Jose Canseco is 47 years-old. He spent last summer as a player/manager in the independent Golden League, where he hit .256/.371/427. But that’s not stopping him: he just signed to play this year for the Quintana Roo Tigers of the Mexican League. The team plays in Cancun, so I guess he’ll at least have some fun while he’s down there.
But fun isn’t what’s on his mind. He sees this as a path back to the majors. His statement:
“I am thrilled to be back in affiliated professional baseball. Playing and managing for the independent league Yuma Scorpions last year really rekindled my love for the game and facing the veteran players in that league made me realize that I can still hit at the major league level. I am grateful that Cancun has given me this opportunity and I hope to help them to a championship season and demonstrate that I can help a big league team.”
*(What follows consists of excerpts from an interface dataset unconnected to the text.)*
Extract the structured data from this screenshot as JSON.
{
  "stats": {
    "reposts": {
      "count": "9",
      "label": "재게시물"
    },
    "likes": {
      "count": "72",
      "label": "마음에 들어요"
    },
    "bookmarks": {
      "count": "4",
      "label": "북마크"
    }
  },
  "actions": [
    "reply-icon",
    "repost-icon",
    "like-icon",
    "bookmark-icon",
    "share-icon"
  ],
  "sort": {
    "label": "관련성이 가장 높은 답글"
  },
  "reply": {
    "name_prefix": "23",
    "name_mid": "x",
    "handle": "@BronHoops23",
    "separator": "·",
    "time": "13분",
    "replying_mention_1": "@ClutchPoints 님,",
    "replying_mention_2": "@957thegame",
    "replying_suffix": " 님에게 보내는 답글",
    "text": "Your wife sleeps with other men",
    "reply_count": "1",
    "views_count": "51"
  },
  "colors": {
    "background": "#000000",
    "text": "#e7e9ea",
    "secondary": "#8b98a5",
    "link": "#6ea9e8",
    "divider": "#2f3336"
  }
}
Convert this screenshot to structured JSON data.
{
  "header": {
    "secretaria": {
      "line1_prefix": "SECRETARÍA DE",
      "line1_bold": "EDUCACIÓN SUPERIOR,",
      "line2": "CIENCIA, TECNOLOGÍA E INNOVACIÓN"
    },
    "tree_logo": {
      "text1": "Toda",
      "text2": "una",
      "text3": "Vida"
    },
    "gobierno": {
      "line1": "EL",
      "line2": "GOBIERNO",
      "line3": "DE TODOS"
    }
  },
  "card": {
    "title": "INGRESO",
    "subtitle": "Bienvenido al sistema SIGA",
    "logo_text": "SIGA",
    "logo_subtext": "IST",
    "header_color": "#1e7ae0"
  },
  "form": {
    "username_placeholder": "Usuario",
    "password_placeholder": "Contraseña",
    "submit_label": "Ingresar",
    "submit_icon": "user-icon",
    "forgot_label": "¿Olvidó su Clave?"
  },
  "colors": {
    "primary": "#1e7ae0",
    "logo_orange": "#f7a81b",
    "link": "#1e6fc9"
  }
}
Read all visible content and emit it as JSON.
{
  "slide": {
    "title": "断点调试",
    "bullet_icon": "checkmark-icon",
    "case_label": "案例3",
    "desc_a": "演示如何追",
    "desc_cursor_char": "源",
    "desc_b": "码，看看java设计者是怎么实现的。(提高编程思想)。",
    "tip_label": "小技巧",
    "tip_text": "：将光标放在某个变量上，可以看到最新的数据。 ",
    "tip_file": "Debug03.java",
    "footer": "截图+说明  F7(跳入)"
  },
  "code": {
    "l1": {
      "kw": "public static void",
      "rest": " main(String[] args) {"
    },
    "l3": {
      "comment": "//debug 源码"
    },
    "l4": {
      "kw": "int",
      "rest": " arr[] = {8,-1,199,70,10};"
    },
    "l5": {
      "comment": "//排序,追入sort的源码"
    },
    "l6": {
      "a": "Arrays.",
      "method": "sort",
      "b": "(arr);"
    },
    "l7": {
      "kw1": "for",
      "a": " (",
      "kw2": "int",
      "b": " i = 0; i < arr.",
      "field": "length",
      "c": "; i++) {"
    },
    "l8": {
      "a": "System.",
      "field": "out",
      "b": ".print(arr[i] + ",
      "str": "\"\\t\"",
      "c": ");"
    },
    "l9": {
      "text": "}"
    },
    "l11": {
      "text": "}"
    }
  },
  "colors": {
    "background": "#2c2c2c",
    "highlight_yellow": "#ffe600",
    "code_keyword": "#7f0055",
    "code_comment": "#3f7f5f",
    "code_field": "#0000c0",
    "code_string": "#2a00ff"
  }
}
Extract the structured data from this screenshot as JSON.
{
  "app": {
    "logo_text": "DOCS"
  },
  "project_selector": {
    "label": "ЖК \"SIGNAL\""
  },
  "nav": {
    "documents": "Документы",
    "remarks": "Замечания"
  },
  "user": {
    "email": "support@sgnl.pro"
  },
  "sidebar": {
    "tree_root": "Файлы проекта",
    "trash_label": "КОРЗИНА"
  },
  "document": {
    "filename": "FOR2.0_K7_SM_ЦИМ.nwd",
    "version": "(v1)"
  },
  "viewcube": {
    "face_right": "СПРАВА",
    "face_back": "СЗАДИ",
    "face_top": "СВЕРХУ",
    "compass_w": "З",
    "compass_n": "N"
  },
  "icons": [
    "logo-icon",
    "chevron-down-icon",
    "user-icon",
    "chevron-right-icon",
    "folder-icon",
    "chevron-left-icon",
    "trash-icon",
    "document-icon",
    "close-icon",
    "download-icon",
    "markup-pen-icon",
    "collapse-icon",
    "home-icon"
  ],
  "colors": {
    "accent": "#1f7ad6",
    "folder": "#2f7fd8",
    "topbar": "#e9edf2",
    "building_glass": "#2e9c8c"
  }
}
I go back and forth between thinking that Canseco’s desire to play in the majors again is pathetic and thinking that’s it kind of sweet in a twisted way. I mean, sure, he’s completely detached from reality, but maybe that detachment is actually the only thing that helps him get through the damn day.
The Reds have signed free agent reliever Oliver Perez to a minor-league contract, the team announced Saturday. The deal comes with a major-league invite and could be worth $1.25 million if Perez secures a roster spot this spring, with an additional $500,000 in potential performance bonuses.
Perez, 36, is coming off of a two-year run with the Nationals. He produced a 4.64 ERA, 3.3 BB/9 an d10.6 SO/9 through 50 relief appearances and 33 innings with the club in 2017. The veteran lefty hasn’t kept an ERA under 4.00 in at least four seasons, but he continues to be undeniably solid against left-handed batters, holding them to a .227/.301/.364 batting line over 18 1/3 innings last year.
While returning southpaw Wandy Peralta appears to have locked down a bullpen spot already, Perez will still compete for another role against fellow left-handers Cody Reed and Amir Garrett, both of whom also have experience in the rotation. If Perez doesn’t break camp with the team, MLB.com’s Mark Sheldon notes, he’ll be permitted to opt out of his contract. The Reds are currently looking to bounce back from a dismal performance in 2017, one in which their bullpen ranked 28th among major league teams with a collective 5.63 ERA and -1.2 fWAR.